(Entries from a dataset of interfaces)
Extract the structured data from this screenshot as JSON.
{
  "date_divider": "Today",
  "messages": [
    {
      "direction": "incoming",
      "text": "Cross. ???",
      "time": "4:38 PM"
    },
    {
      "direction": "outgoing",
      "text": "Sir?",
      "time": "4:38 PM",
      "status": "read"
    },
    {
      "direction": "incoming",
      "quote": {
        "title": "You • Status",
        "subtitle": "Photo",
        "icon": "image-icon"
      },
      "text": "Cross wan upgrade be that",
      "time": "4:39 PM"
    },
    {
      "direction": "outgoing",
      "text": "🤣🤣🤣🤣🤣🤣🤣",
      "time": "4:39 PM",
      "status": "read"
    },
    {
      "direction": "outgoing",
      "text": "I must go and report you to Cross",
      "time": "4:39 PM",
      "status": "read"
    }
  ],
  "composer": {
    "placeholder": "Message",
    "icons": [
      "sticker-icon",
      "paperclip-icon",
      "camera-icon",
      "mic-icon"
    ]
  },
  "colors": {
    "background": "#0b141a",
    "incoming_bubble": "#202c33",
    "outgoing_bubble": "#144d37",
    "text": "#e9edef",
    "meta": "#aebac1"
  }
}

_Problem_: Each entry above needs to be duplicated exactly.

_Exercise result_:
Extract the structured data from this screenshot as JSON.
{
  "date_divider": "Today",
  "messages": [
    {
      "direction": "incoming",
      "text": "Cross. ???",
      "time": "4:38 PM"
    },
    {
      "direction": "outgoing",
      "text": "Sir?",
      "time": "4:38 PM",
      "status": "read"
    },
    {
      "direction": "incoming",
      "quote": {
        "title": "You • Status",
        "subtitle": "Photo",
        "icon": "image-icon"
      },
      "text": "Cross wan upgrade be that",
      "time": "4:39 PM"
    },
    {
      "direction": "outgoing",
      "text": "🤣🤣🤣🤣🤣🤣🤣",
      "time": "4:39 PM",
      "status": "read"
    },
    {
      "direction": "outgoing",
      "text": "I must go and report you to Cross",
      "time": "4:39 PM",
      "status": "read"
    }
  ],
  "composer": {
    "placeholder": "Message",
    "icons": [
      "sticker-icon",
      "paperclip-icon",
      "camera-icon",
      "mic-icon"
    ]
  },
  "colors": {
    "background": "#0b141a",
    "incoming_bubble": "#202c33",
    "outgoing_bubble": "#144d37",
    "text": "#e9edef",
    "meta": "#aebac1"
  }
}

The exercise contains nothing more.